* [What you should do]: Filter the listing below down to the lines holding the word "Styles", and copy those lines.

------ Data ------

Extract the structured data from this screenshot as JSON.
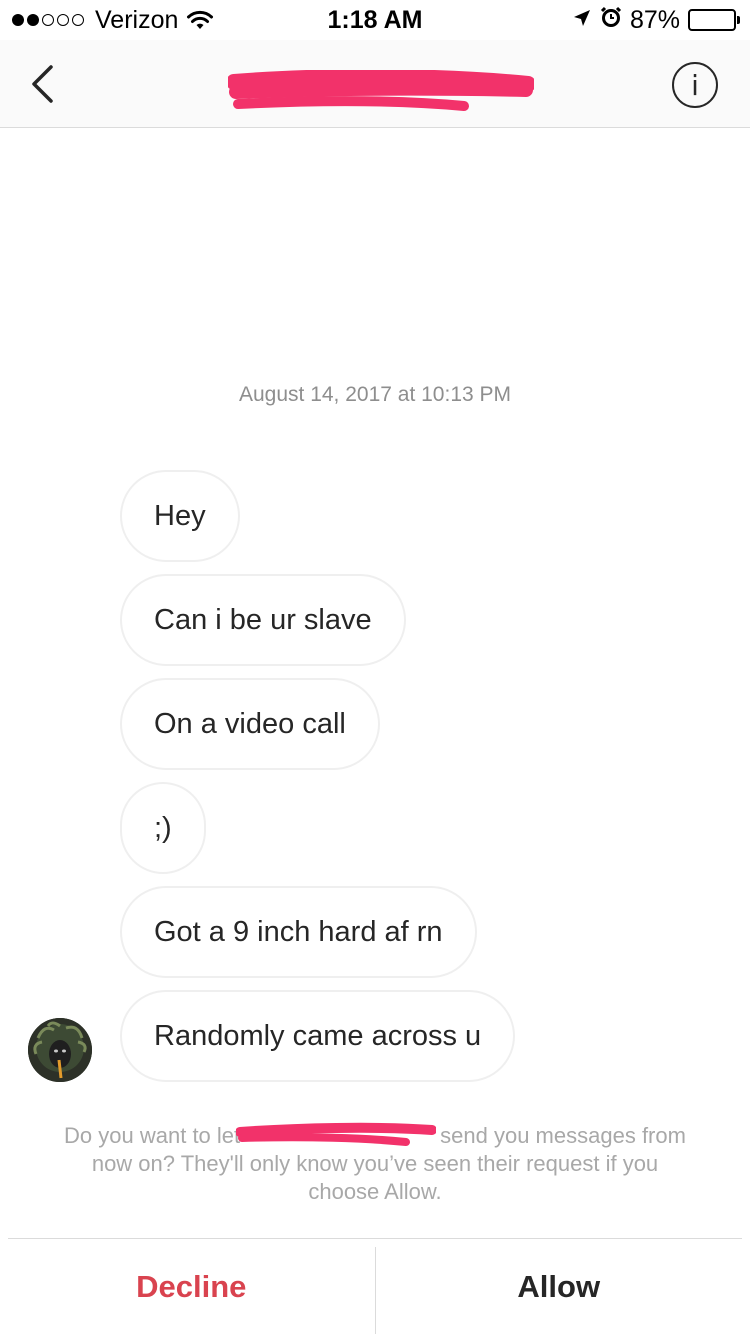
{
  "status_bar": {
    "carrier": "Verizon",
    "time": "1:18 AM",
    "battery_percent": "87%",
    "battery_level": 0.87,
    "signal_bars_filled": 2,
    "signal_bars_total": 5,
    "icons": [
      "wifi-icon",
      "location-arrow-icon",
      "alarm-icon",
      "battery-icon"
    ]
  },
  "header": {
    "back_icon": "chevron-left-icon",
    "title": "",
    "info_label": "i",
    "title_redacted": true
  },
  "thread": {
    "timestamp": "August 14, 2017 at 10:13 PM",
    "messages": [
      {
        "text": "Hey"
      },
      {
        "text": "Can i be ur slave"
      },
      {
        "text": "On a video call"
      },
      {
        "text": ";)"
      },
      {
        "text": "Got a 9 inch hard af rn"
      },
      {
        "text": "Randomly came across u"
      }
    ]
  },
  "request": {
    "line1_before": "Do you want to let",
    "line1_after": "send you messages from",
    "line2": "now on? They'll only know you’ve seen their request if you",
    "line3": "choose Allow."
  },
  "actions": {
    "decline_label": "Decline",
    "allow_label": "Allow"
  },
  "colors": {
    "redaction": "#f2326a",
    "decline": "#d9434f",
    "bubble_border": "#efefef",
    "muted_text": "#a8a8a8"
  }
}
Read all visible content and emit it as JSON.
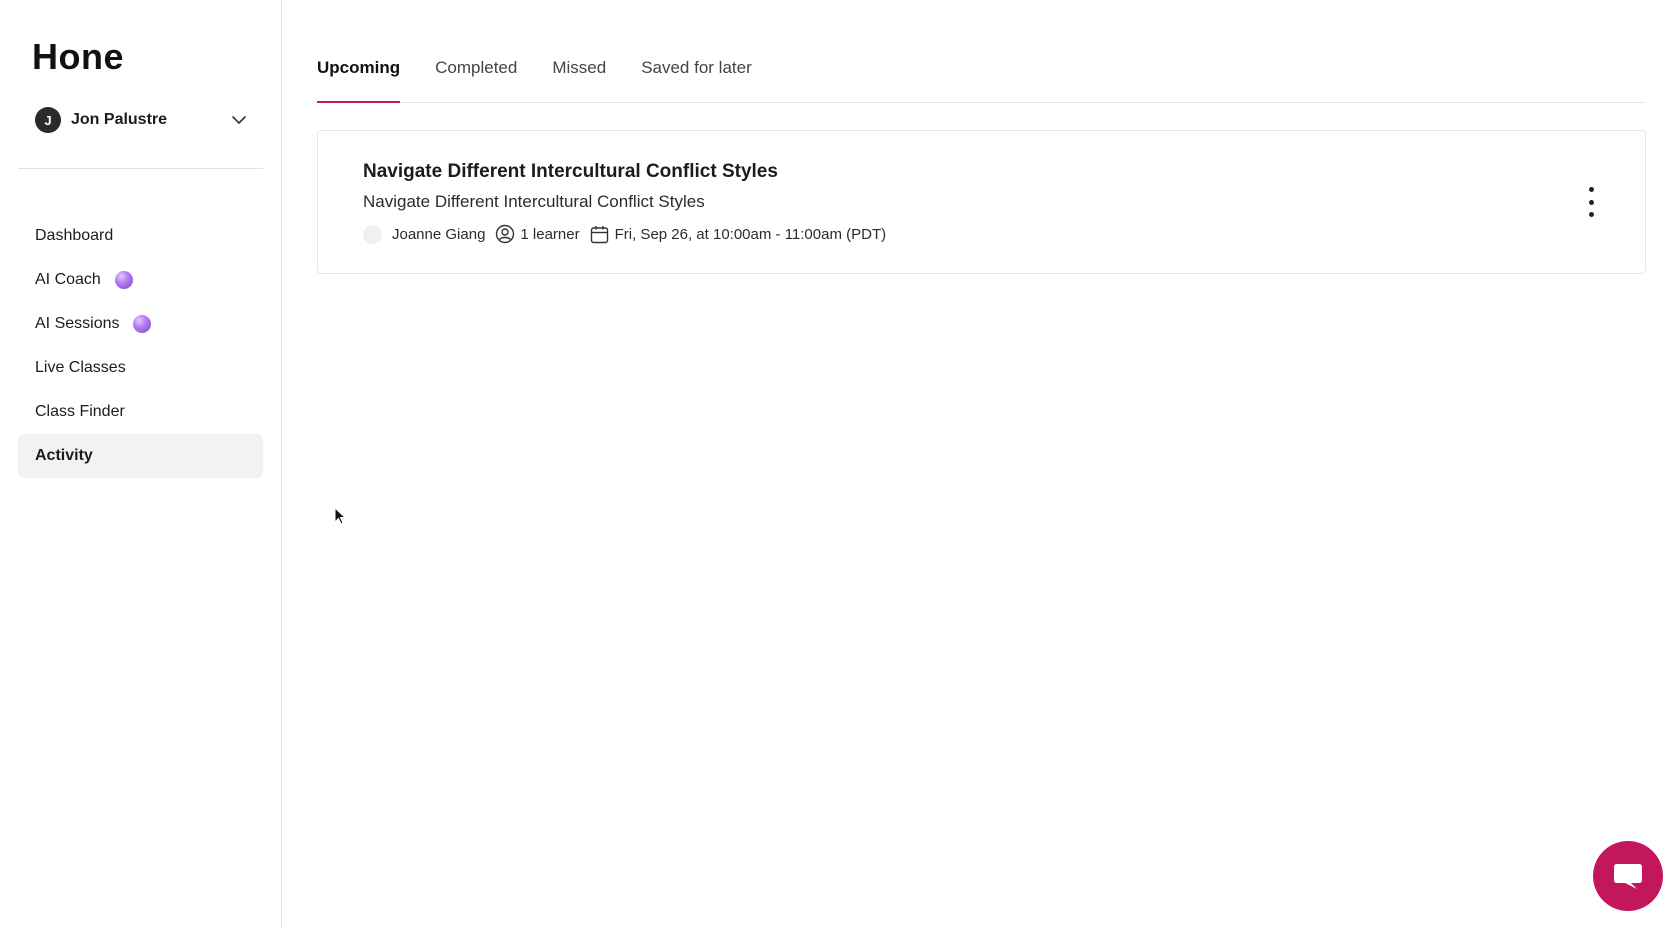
{
  "app": {
    "logo": "Hone"
  },
  "user": {
    "initial": "J",
    "name": "Jon Palustre"
  },
  "nav": {
    "items": [
      {
        "label": "Dashboard",
        "badge": false,
        "active": false
      },
      {
        "label": "AI Coach",
        "badge": true,
        "active": false
      },
      {
        "label": "AI Sessions",
        "badge": true,
        "active": false
      },
      {
        "label": "Live Classes",
        "badge": false,
        "active": false
      },
      {
        "label": "Class Finder",
        "badge": false,
        "active": false
      },
      {
        "label": "Activity",
        "badge": false,
        "active": true
      }
    ]
  },
  "tabs": [
    {
      "label": "Upcoming",
      "active": true
    },
    {
      "label": "Completed",
      "active": false
    },
    {
      "label": "Missed",
      "active": false
    },
    {
      "label": "Saved for later",
      "active": false
    }
  ],
  "session": {
    "title": "Navigate Different Intercultural Conflict Styles",
    "subtitle": "Navigate Different Intercultural Conflict Styles",
    "host": "Joanne Giang",
    "learners": "1 learner",
    "schedule": "Fri, Sep 26, at 10:00am - 11:00am (PDT)"
  },
  "colors": {
    "accent": "#c2185b",
    "orb": "#9b5de5"
  }
}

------

* [Expected answer]:
    "title": "Navigate Different Intercultural Conflict Styles",
    "subtitle": "Navigate Different Intercultural Conflict Styles",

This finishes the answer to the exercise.